▸ **WHAT TO DO**: As the answer, give a copy of each line below that includes the word "label".

(Stored items)
########################################
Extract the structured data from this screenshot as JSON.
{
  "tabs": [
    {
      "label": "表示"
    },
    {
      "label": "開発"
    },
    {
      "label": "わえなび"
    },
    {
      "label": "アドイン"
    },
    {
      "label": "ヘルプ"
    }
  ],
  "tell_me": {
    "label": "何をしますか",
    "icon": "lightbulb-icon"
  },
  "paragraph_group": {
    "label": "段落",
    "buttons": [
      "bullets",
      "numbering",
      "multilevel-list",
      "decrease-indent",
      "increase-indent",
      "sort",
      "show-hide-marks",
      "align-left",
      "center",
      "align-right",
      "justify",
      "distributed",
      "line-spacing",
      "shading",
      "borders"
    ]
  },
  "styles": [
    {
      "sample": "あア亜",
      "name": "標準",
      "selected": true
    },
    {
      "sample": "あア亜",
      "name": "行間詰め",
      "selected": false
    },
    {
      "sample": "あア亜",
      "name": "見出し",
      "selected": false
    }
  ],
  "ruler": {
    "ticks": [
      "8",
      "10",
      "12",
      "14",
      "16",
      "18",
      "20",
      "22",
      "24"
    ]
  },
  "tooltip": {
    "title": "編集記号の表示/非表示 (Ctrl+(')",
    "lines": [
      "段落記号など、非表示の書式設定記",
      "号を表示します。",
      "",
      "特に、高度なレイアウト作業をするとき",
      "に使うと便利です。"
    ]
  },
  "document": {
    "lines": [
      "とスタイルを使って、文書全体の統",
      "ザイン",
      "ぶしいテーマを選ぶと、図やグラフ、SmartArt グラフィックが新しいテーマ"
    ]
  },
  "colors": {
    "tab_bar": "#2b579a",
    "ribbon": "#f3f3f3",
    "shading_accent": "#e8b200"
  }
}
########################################
▸ **ANSWER TO THIS EXERCISE**:
      "label": "表示"
      "label": "開発"
      "label": "わえなび"
      "label": "アドイン"
      "label": "ヘルプ"
    "label": "何をしますか",
    "label": "段落",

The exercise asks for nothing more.